South Korea appears to be downplaying renewed tensions over North Korea’s apparent restarting of its nuclear activity, possibly in an attempt to leave room for dialogue with the reclusive regime amid a flurry of diplomacy efforts among allies.
Asked if the restarting of the Yongbyon complex is a violation of inter-Korean agreements made in summit talks in 2018, First Vice Foreign Minister Choi Jong-kun said during a parliamentary session Tuesday: “I don’t think so.”
“Tangible measures the North has taken since the summit talks are still put in place,” he added, referring to the shutdown of the Punggye-ri nuclear test site and the Dongchang-ri engine test and missile launch site.
The remarks came as Seoul and Washington have remained mum over a recent International Atomic Energy Agency report that North Korea appears to have restarted its reactor at the Yongbyon complex, north of capital Pyongyang.
Both governments declined to confirm the report, reiterating they are ready to talk with North Korea without preconditions.
The UN nuclear watchdog said in the report that the Yongbyon reactor has been discharging cooling water since July. It also reported that a laboratory at the complex has been used for five months, from mid-February to early July, to extract plutonium from nuclear waste removed from the reactor.
North Korea’s production of fissile materials is a violation of multiple resolutions from the UN Security Council, but Choi maintained that inter-Korean agreements are being adhered to.
Under the Sept. 19 Pyongyang Declaration signed following the third summit between President Moon Jae-in and North Korean leader Kim Jong-un in 2018, the North agreed to dismantle the Punggye-ri and Dongchang-ri test sites immediately and take additional measures, including the complete shutdown of the Yongbyon complex, if the US carries out corresponding measures under the June 12 declaration between the two countries.
During the historic summit talks between the US and North Korea in Singapore, Kim suggested his country would move on in phases toward denuclearization in return for sanctions relief, but then-President Donald Trump demanded Kim’s immediate abandonment of all nuclear weapons. Such discrepancies are said to have led to the breakdown of their second summit in Hanoi, Vietnam in February in 2019.
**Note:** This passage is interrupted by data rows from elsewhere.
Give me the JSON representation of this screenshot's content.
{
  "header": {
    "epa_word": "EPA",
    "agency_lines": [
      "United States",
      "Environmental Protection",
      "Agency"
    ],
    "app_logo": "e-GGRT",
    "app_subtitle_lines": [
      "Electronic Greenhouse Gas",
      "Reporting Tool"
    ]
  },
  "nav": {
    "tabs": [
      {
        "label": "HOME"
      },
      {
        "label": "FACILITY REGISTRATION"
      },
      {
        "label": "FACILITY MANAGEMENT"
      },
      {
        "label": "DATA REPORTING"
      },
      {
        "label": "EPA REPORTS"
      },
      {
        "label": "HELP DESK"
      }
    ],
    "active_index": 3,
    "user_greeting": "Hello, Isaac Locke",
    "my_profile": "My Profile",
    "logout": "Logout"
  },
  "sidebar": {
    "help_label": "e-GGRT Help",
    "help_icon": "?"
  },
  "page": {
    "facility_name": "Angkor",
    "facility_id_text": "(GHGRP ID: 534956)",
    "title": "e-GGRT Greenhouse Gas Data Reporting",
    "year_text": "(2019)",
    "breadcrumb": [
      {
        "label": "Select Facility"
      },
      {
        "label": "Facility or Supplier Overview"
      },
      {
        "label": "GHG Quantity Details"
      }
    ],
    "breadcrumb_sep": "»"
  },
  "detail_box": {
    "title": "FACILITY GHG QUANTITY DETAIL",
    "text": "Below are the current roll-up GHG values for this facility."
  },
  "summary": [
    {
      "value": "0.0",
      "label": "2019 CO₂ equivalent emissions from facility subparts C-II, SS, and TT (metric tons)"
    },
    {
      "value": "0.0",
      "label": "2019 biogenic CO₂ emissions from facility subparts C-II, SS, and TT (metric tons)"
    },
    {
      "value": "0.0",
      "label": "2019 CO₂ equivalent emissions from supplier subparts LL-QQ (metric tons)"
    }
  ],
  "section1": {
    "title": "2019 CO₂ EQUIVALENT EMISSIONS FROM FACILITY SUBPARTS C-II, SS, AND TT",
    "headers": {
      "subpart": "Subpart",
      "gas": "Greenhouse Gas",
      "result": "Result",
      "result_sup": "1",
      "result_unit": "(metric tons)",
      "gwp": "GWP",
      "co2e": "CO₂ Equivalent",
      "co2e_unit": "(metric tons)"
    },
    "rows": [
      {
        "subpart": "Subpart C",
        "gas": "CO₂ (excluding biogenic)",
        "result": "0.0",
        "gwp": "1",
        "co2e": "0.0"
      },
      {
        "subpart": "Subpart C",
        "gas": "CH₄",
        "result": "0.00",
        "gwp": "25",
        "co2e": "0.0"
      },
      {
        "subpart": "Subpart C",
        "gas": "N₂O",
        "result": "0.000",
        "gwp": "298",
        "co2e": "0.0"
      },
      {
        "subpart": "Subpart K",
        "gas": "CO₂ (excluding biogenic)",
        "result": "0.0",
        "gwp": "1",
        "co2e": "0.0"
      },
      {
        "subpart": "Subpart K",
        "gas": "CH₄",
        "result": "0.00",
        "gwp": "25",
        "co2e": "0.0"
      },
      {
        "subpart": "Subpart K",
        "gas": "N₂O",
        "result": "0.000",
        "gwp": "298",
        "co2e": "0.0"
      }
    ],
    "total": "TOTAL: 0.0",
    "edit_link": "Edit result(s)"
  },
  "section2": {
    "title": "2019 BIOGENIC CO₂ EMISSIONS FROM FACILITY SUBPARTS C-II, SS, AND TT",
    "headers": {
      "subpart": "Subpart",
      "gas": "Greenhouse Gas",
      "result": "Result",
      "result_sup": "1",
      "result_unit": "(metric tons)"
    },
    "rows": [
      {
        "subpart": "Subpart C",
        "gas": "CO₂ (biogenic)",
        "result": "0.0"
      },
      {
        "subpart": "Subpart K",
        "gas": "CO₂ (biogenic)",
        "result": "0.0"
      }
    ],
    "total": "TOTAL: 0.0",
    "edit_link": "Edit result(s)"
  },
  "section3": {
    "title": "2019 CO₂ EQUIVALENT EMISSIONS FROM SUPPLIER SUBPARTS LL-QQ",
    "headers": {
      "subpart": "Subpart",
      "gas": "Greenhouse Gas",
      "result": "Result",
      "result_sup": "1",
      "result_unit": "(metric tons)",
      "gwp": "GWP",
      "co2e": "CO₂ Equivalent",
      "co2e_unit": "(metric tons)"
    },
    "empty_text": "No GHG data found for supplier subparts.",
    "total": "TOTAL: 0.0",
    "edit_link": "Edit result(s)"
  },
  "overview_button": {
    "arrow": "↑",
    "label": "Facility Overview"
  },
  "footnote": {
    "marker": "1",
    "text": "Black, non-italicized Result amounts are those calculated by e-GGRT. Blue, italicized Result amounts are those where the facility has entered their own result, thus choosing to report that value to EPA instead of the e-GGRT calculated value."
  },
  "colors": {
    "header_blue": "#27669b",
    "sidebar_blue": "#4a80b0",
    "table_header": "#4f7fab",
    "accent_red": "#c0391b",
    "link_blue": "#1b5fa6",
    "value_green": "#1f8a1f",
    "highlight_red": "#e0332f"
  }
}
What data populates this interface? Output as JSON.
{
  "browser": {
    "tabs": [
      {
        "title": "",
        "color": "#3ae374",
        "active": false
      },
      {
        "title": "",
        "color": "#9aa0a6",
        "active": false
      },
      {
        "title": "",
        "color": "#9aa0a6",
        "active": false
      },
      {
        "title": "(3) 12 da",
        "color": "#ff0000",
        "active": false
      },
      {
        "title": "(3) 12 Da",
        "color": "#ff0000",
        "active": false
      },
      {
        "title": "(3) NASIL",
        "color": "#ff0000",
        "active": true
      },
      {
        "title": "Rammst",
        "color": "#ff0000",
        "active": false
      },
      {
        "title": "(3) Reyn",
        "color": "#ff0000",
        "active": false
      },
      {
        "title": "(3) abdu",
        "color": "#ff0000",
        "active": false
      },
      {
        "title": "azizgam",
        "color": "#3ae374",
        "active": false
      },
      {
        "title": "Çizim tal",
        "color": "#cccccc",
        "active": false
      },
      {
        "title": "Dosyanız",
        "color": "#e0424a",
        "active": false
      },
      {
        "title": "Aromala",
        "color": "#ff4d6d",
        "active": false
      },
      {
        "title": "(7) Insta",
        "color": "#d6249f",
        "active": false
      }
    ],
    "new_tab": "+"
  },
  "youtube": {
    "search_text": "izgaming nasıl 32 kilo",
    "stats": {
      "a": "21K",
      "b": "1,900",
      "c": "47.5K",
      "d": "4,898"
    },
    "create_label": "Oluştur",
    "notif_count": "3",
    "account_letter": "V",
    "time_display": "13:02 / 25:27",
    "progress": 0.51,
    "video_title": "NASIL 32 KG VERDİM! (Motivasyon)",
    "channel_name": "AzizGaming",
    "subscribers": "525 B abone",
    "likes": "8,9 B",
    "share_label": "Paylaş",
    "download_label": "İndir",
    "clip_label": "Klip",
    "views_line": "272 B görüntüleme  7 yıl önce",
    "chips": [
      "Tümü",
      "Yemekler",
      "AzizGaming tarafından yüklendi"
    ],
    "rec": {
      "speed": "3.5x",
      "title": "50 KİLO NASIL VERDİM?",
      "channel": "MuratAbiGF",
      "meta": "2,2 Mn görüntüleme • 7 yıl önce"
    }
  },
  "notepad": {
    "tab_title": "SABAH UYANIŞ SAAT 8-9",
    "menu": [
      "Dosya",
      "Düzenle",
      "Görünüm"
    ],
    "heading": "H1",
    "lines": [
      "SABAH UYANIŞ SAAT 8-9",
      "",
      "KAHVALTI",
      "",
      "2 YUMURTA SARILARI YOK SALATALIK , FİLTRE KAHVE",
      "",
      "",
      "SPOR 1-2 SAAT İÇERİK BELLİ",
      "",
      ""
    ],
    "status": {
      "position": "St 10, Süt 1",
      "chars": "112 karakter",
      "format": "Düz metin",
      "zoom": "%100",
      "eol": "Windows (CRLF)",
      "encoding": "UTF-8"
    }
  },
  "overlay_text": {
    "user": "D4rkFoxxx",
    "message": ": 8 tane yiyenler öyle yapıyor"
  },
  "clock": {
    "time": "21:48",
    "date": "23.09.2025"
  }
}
Opposition parties refuted Choi’s remarks, criticizing the government for fighting for the North.
“It is nonsense,” North Korean defector-turned-lawmaker Tae Yong-ho of the main opposition People Power Party said in a statement, adding that restarting the Yongbyon complex itself is a violation of the agreements that specify the shared goal of the complete denuclearization of the Korean Peninsula.
“The Moon Jae-in administration is resisting admitting that its peace process has fallen apart despite huge diplomatic resources being poured in,” he said.
The South views restarting the Yongbyon complex as a strategic decision for North Korea to gain leverage in the stalled talks. North Korea has been unresponsive to overtures from South Korea and the US for months.
Rather than overreacting to the familiar strategy, South Korea seems to be speeding up efforts to bring the North back to the negotiating table. A Cheong Wa Dae representative also said the presidential office’s official stance is in line with Choi’s remarks as well.
The Yongbyon issue is expected to top the agenda when the top nuclear envoys of South Korea, the US and Japan meet next week in Tokyo. The trilateral meeting comes after Seoul and Washington representatives met twice over the past week, during which they discussed humanitarian aid for North Korea.
By Lee Ji-yoon (email@example.com